Every year during Refugee Week we pass on recommendations for ways you can learn more about the experiences of those who have to escape their countries and seek sanctuary. This year is no exception but we also have podcasts and music for you!
These links are to the Refugee Week website and below are brief reviews of just some of those we have read/seen or listened to:
‘Exit West’ is a book of fiction by Mohsin Hamid featuring a young couple who have to escape war. They join others leaving and eventually arrive in the UK. The book looks at the effect on relationships, the experience of being an ‘outsider’ and loss. It also features several ‘doors’ as portals to other places – a comment on whether migration today needs to be as difficult as it is.
‘The Lightless Sky’ by Gulwali Passarlay is a true account of a 12yr old escaping Afghanistan and finding himself at the mercy of traffickers and the Calais camp before he eventually arrives in the UK. Gulwali was one of the Olympic torch carriers in Burnley in 2012 – there are many articles on his life easily found on the internet
‘The Ungrateful Refugee’ by Dina Nayeri again is a true account, this time of an escape from Iran. Dina describes her own and others stories and examines what it is like to be unwanted and expected to be eternally grateful. I note this author has another book on the list – definitely on my reading list!
‘Wild Swans: Three Daughters of China’ by Jung Chang is the story of the author, her mother and grandmother living through the history of China where your fate turns on a pinhead. It shows how your pathway through life can be dictated by where and when you live rather than your own actions. Jung Chan now lives in the UK and I believe her books are banned in China.
The Swimmers: this 2022 film chronicles the life of two sisters escaping Syria. It tells of the journey but also of what happened to the sisters after their arrival in Germany, the fate of one still to be decided.
Limbo: a film of four men awaiting decisions on their asylum applications whilst living in a remote area of Scotland. The film whilst full of humour is also poignant and heart-breaking.
Flee: an animated telling of an Afghan man who escapes to Denmark, only to find himself facing a secret he has been hiding most of his life.
Also, on BBC i-player – Storyville episode ‘Inside Kabul’ is a beautifully animated documentary based on voice notes between two young Afghan women during the first weeks the Taliban returned to power. One stays in Kabul whilst the other escapes to a refugee camp.

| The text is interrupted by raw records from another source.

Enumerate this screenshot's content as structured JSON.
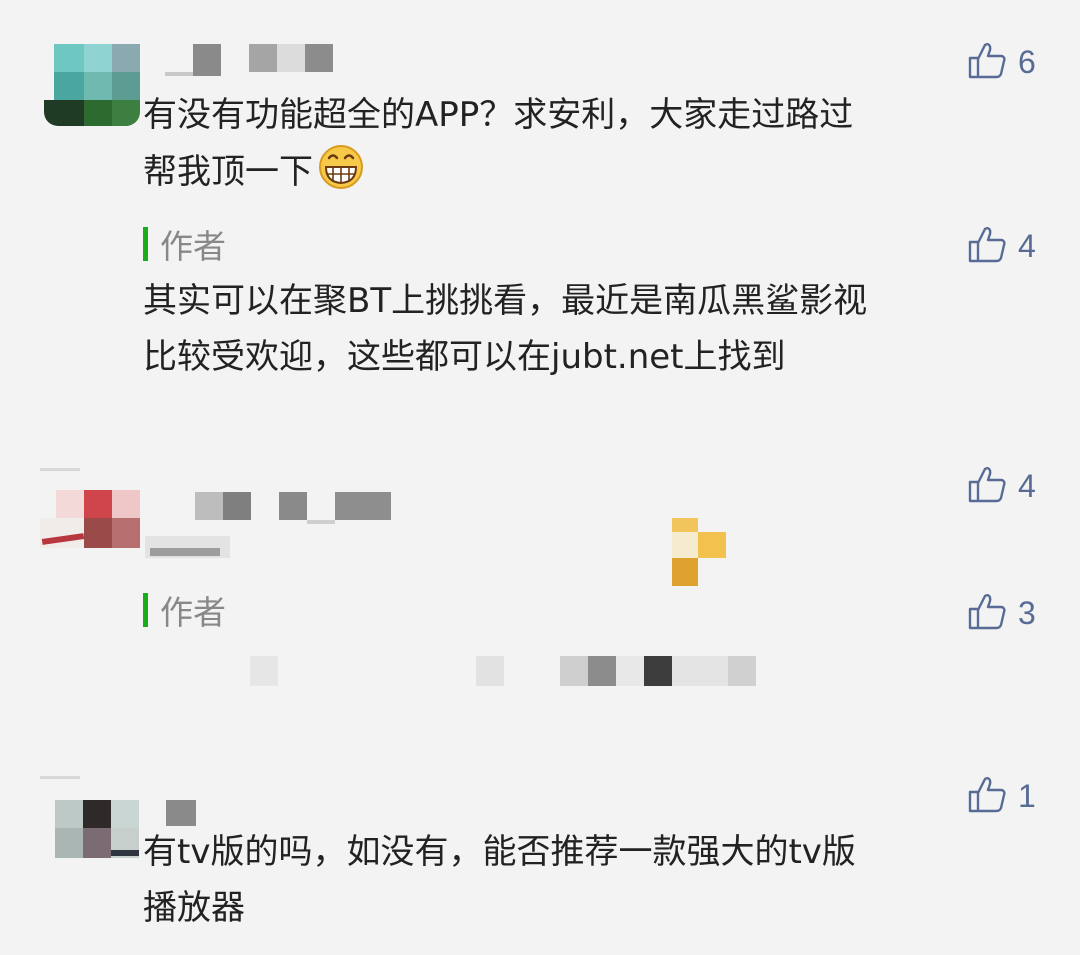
{
  "comments": [
    {
      "text": "有没有功能超全的APP？求安利，大家走过路过\n帮我顶一下",
      "likes": "6",
      "reply": {
        "author_label": "作者",
        "text": "其实可以在聚BT上挑挑看，最近是南瓜黑鲨影视\n比较受欢迎，这些都可以在jubt.net上找到",
        "likes": "4"
      }
    },
    {
      "likes": "4",
      "reply": {
        "author_label": "作者",
        "likes": "3"
      }
    },
    {
      "text": "有tv版的吗，如没有，能否推荐一款强大的tv版\n播放器",
      "likes": "1"
    }
  ],
  "icons": {
    "like": "thumbs-up-icon",
    "emoji": "grinning-face-icon"
  },
  "colors": {
    "background": "#f3f3f3",
    "accent_green": "#1aad19",
    "link_blue": "#576b95",
    "text": "#222222",
    "muted": "#888888"
  }
}
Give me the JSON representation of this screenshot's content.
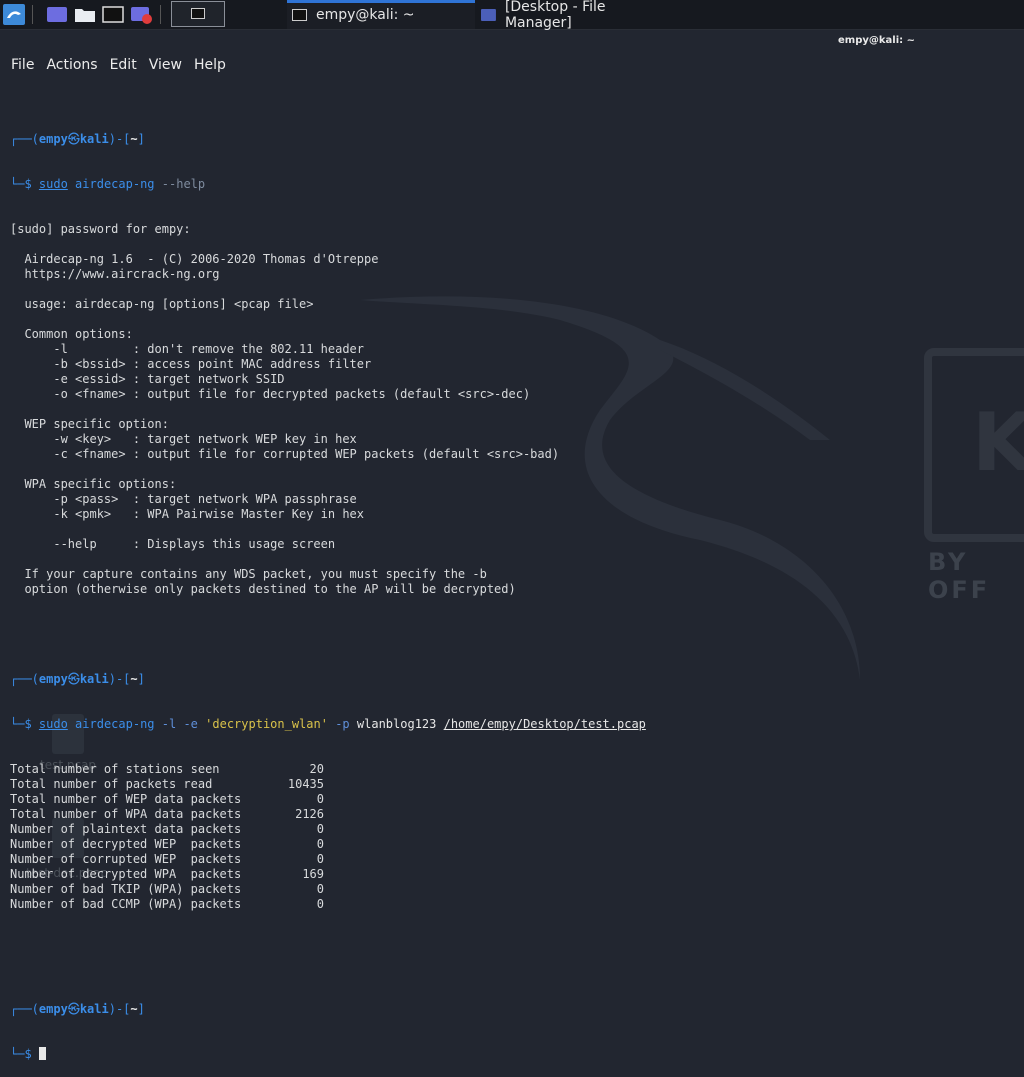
{
  "taskbar": {
    "tasks": [
      {
        "label": "empy@kali: ~"
      },
      {
        "label": "[Desktop - File Manager]"
      }
    ]
  },
  "terminal": {
    "title": "empy@kali: ~",
    "menu": [
      "File",
      "Actions",
      "Edit",
      "View",
      "Help"
    ],
    "prompt": {
      "user": "empy",
      "symbol": "㉿",
      "host": "kali",
      "dir": "~"
    },
    "commands": [
      {
        "sudo": "sudo",
        "prog": "airdecap-ng",
        "args": "--help"
      },
      {
        "sudo": "sudo",
        "prog": "airdecap-ng",
        "opt_l": "-l",
        "opt_e": "-e",
        "essid": "'decryption_wlan'",
        "opt_p": "-p",
        "pass": "wlanblog123",
        "path": "/home/empy/Desktop/test.pcap"
      }
    ],
    "help_lines": [
      "[sudo] password for empy:",
      "",
      "  Airdecap-ng 1.6  - (C) 2006-2020 Thomas d'Otreppe",
      "  https://www.aircrack-ng.org",
      "",
      "  usage: airdecap-ng [options] <pcap file>",
      "",
      "  Common options:",
      "      -l         : don't remove the 802.11 header",
      "      -b <bssid> : access point MAC address filter",
      "      -e <essid> : target network SSID",
      "      -o <fname> : output file for decrypted packets (default <src>-dec)",
      "",
      "  WEP specific option:",
      "      -w <key>   : target network WEP key in hex",
      "      -c <fname> : output file for corrupted WEP packets (default <src>-bad)",
      "",
      "  WPA specific options:",
      "      -p <pass>  : target network WPA passphrase",
      "      -k <pmk>   : WPA Pairwise Master Key in hex",
      "",
      "      --help     : Displays this usage screen",
      "",
      "  If your capture contains any WDS packet, you must specify the -b",
      "  option (otherwise only packets destined to the AP will be decrypted)",
      "",
      ""
    ],
    "stats": [
      {
        "label": "Total number of stations seen",
        "value": "20"
      },
      {
        "label": "Total number of packets read",
        "value": "10435"
      },
      {
        "label": "Total number of WEP data packets",
        "value": "0"
      },
      {
        "label": "Total number of WPA data packets",
        "value": "2126"
      },
      {
        "label": "Number of plaintext data packets",
        "value": "0"
      },
      {
        "label": "Number of decrypted WEP  packets",
        "value": "0"
      },
      {
        "label": "Number of corrupted WEP  packets",
        "value": "0"
      },
      {
        "label": "Number of decrypted WPA  packets",
        "value": "169"
      },
      {
        "label": "Number of bad TKIP (WPA) packets",
        "value": "0"
      },
      {
        "label": "Number of bad CCMP (WPA) packets",
        "value": "0"
      }
    ]
  },
  "desktop": {
    "icons": [
      {
        "label": "test.pcap"
      },
      {
        "label": "test-dec.pcap"
      }
    ],
    "watermark": "BY OFF"
  },
  "colors": {
    "accent": "#3b8eea",
    "background": "#222630",
    "string": "#d9c24a"
  }
}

Here not only is there a Spotify playlist on the theme of compassion and the refugee experience but also a list of podcasts of which I personally enjoy ‘Asylum Speakers’.

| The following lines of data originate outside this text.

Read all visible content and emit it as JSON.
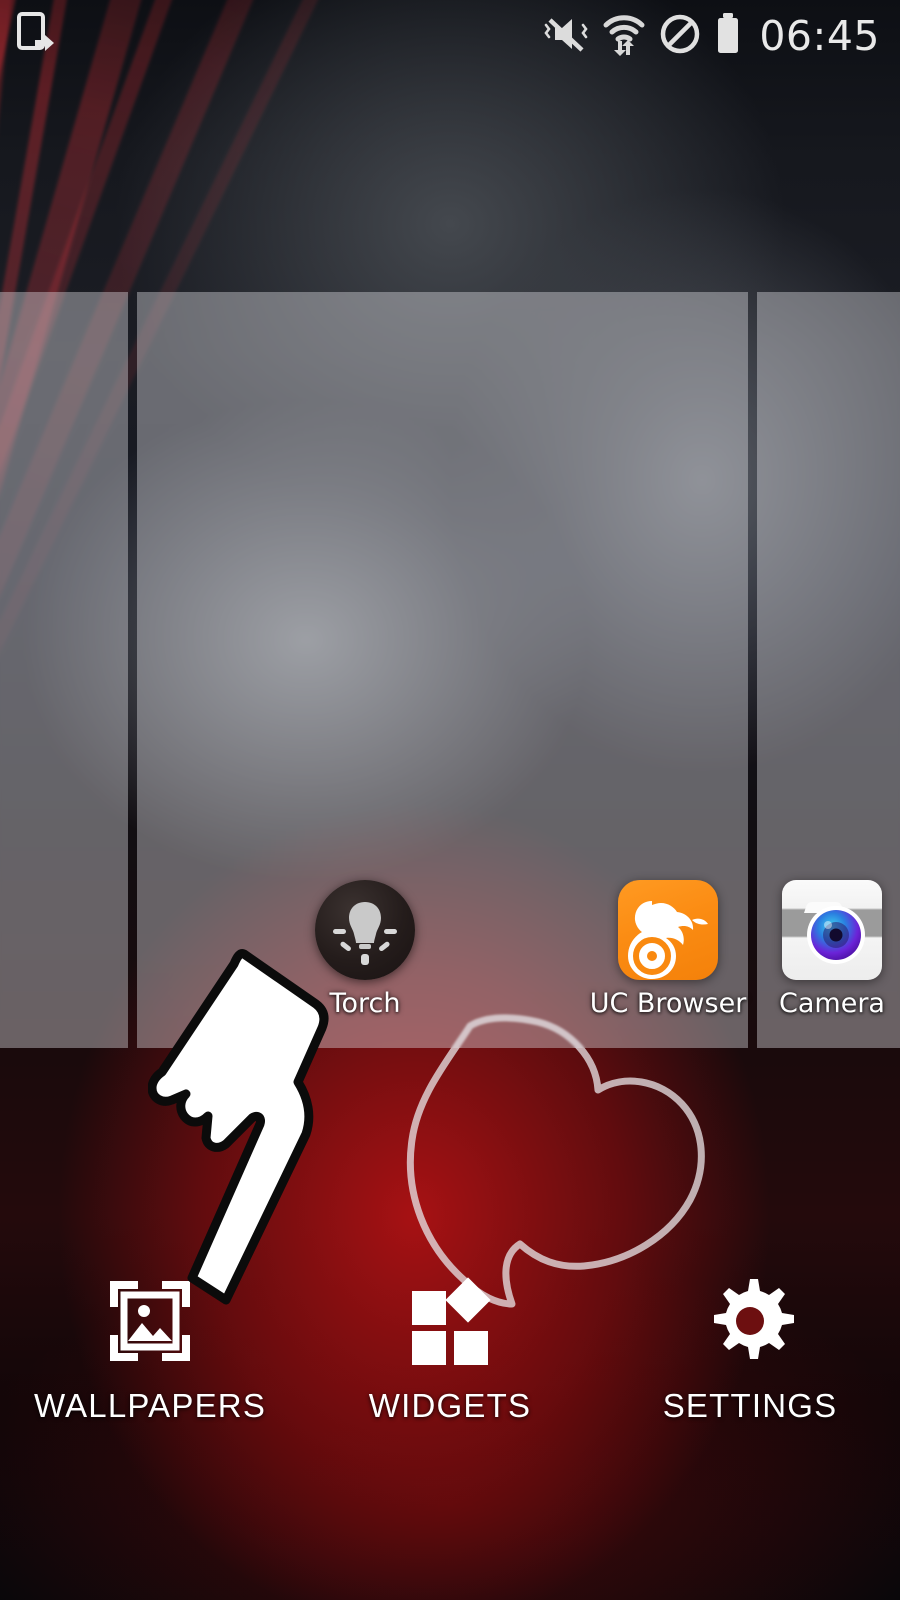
{
  "statusbar": {
    "left_icons": [
      {
        "name": "screenshot-share-icon",
        "glyph": "phone-arrow"
      }
    ],
    "right_icons": [
      {
        "name": "vibrate-mute-icon",
        "glyph": "speaker-muted-vibrate"
      },
      {
        "name": "wifi-data-icon",
        "glyph": "wifi-with-updown-arrows"
      },
      {
        "name": "do-not-disturb-icon",
        "glyph": "circle-slash"
      },
      {
        "name": "battery-icon",
        "glyph": "battery-full"
      }
    ],
    "clock": "06:45"
  },
  "home": {
    "mode": "edit-overview",
    "pages": [
      {
        "name": "page-preview-left",
        "position": "left"
      },
      {
        "name": "page-preview-center",
        "position": "center"
      },
      {
        "name": "page-preview-right",
        "position": "right"
      }
    ]
  },
  "apps": [
    {
      "label": "Torch",
      "icon": "torch-icon"
    },
    {
      "label": "UC Browser",
      "icon": "uc-browser-icon"
    },
    {
      "label": "Camera",
      "icon": "camera-icon"
    }
  ],
  "actionbar": [
    {
      "label": "WALLPAPERS",
      "icon": "wallpapers-icon"
    },
    {
      "label": "WIDGETS",
      "icon": "widgets-icon"
    },
    {
      "label": "SETTINGS",
      "icon": "settings-gear-icon"
    }
  ],
  "pointer": {
    "name": "hand-pointer-cursor",
    "target": "WALLPAPERS"
  },
  "colors": {
    "accent_red": "#b21214",
    "uc_orange": "#f9890f",
    "icon_white": "#ffffff",
    "panel_overlay": "rgba(228,228,232,0.40)",
    "status_text": "#e9e9e9"
  }
}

Note the episode from Nadir Nahdi features one of the sisters from the ‘Swimmers’ film mentioned above. I couldn’t find this podcast episode but there are several U-tube interviews with Sara.
For further ideas, as if these aren’t enough – see previous Refugee Week posts!
Migrants by Issa Watanabe: beautifully illustrated picture book telling the journey of so many who seek asylum through the use of animals forced to leave their jungle.
Storyville – Inside Kabul: animated true story of two friends, one who leaves and one who stays when the Taliban take over the city. See on BBC I-player